**DATA UNDER STUDY**:
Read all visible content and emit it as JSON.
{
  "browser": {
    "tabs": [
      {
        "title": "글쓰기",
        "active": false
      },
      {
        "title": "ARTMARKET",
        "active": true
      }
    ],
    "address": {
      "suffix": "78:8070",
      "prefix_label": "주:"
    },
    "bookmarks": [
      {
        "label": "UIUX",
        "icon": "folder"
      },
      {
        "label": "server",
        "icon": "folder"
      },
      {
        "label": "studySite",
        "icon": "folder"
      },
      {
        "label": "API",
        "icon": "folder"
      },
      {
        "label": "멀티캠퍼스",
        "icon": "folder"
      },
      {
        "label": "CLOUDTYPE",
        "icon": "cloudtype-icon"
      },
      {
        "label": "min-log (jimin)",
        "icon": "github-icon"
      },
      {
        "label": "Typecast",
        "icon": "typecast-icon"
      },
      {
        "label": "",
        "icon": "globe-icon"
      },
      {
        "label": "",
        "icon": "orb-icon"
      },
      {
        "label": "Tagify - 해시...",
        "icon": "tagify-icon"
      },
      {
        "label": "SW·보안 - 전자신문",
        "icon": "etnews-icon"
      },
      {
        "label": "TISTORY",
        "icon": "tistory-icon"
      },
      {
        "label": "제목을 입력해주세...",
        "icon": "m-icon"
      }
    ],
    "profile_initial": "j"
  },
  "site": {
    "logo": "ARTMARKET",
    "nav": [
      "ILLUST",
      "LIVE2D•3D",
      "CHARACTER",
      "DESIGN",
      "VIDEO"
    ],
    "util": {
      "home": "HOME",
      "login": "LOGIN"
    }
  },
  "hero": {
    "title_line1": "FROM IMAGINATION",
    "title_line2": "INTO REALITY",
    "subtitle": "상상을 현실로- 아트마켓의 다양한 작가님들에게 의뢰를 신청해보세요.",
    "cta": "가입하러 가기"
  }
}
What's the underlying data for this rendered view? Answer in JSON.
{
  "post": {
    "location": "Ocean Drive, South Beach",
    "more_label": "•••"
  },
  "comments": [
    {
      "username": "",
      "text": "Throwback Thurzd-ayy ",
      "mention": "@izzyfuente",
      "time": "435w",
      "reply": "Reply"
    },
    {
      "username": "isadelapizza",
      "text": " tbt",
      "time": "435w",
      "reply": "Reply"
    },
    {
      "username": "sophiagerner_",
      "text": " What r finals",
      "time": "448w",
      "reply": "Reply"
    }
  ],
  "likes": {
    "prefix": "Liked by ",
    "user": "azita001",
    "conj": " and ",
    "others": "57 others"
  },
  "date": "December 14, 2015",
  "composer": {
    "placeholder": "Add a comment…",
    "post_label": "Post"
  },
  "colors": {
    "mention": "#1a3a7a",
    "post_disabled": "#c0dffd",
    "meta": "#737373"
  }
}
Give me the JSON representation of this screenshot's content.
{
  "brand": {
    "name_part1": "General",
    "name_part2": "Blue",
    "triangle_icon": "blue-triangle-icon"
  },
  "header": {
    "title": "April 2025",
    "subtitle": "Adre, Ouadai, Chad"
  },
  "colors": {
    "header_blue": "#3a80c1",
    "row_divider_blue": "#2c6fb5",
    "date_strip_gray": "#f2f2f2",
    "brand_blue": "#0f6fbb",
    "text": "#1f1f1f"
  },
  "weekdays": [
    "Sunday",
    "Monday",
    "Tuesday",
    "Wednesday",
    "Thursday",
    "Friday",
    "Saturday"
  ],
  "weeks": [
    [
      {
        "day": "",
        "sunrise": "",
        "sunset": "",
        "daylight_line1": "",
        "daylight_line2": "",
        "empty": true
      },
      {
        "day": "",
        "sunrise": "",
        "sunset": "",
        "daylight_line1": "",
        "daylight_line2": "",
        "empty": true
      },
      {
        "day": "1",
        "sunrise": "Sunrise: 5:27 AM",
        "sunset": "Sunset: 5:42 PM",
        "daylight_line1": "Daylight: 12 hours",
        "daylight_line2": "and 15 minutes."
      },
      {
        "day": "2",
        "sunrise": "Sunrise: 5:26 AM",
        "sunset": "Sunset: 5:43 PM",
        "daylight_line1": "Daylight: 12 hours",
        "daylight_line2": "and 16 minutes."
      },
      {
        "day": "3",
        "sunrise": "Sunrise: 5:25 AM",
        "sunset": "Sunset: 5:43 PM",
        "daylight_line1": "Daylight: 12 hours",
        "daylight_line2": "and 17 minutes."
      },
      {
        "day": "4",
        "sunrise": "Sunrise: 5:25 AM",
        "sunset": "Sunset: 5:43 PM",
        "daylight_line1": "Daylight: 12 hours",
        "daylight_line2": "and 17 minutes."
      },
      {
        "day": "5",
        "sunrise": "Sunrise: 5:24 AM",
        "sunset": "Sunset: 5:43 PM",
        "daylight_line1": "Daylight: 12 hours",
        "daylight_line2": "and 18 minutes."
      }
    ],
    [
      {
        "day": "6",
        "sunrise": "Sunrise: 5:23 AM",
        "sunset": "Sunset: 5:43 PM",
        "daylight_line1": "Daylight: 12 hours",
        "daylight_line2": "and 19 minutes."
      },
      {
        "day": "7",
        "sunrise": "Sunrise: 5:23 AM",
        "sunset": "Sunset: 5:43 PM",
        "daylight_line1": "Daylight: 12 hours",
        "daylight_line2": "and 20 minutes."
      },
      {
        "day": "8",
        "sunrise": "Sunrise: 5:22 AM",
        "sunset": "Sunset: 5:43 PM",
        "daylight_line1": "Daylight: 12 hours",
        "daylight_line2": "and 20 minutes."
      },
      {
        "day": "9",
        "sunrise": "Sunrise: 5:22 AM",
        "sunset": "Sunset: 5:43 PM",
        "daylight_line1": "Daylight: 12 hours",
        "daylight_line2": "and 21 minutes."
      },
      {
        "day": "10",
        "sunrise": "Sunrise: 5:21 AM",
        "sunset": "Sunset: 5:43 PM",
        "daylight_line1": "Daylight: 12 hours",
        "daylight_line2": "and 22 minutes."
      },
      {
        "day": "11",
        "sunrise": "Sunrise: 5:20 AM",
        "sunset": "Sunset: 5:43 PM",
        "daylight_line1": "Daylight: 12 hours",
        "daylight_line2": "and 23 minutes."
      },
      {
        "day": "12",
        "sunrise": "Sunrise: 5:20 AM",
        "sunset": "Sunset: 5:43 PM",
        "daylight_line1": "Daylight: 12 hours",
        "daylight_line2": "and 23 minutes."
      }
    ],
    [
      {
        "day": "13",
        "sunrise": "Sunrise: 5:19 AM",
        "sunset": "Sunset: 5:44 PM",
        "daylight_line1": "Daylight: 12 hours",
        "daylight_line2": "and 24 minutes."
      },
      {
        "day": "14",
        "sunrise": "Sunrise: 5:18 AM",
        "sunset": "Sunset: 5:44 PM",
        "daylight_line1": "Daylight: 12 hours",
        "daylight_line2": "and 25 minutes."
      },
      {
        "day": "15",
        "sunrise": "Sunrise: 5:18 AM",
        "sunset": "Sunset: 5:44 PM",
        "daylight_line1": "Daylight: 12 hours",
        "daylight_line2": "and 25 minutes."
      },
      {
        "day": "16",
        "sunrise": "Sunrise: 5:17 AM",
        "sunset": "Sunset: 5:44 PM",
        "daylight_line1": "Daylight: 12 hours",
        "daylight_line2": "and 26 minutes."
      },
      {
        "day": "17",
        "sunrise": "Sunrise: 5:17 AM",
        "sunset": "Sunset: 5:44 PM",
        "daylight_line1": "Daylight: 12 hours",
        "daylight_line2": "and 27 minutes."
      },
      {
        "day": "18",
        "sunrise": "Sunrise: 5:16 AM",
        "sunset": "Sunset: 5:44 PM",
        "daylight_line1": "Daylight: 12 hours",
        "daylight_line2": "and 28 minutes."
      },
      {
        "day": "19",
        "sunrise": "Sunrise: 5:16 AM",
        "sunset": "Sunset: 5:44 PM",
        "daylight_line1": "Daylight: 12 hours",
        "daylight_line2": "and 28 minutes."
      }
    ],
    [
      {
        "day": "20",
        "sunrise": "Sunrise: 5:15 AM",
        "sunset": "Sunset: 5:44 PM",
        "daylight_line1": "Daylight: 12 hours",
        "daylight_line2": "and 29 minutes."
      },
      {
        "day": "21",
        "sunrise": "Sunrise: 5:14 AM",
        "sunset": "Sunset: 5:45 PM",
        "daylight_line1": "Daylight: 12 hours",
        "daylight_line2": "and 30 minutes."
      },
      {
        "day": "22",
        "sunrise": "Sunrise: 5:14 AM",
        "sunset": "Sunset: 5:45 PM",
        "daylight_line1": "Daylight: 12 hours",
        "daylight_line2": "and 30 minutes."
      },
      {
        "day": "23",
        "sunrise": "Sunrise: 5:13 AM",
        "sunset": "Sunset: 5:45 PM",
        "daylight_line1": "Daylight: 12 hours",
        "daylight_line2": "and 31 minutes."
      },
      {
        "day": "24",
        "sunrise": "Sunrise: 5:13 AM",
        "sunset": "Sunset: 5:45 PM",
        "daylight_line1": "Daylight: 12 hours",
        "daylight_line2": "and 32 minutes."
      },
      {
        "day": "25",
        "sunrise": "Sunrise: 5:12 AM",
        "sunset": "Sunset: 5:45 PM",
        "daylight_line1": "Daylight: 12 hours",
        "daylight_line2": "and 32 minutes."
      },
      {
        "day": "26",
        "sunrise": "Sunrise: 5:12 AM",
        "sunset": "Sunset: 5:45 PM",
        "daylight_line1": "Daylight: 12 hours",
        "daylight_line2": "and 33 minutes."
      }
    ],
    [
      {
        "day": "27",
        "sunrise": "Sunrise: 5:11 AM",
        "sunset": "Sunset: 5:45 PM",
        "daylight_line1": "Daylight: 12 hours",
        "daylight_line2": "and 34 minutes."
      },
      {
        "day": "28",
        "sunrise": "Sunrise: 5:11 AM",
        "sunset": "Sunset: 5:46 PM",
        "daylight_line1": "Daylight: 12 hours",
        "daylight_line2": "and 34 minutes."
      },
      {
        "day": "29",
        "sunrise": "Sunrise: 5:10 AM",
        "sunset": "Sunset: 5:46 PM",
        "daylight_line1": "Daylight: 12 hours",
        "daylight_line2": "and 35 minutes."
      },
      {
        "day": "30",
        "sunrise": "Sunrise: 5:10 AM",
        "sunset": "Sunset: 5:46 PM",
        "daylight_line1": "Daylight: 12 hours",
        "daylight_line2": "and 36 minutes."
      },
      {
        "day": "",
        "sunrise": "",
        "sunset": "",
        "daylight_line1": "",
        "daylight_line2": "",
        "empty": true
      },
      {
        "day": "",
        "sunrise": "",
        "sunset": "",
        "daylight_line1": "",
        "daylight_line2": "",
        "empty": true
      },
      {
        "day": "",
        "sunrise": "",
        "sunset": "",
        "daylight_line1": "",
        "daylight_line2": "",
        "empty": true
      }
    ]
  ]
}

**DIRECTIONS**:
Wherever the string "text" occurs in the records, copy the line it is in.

**EXERCISE RESULT**:
      "text": "Throwback Thurzd-ayy ",
      "text": " tbt",
      "text": " What r finals",
    "text": "#1f1f1f"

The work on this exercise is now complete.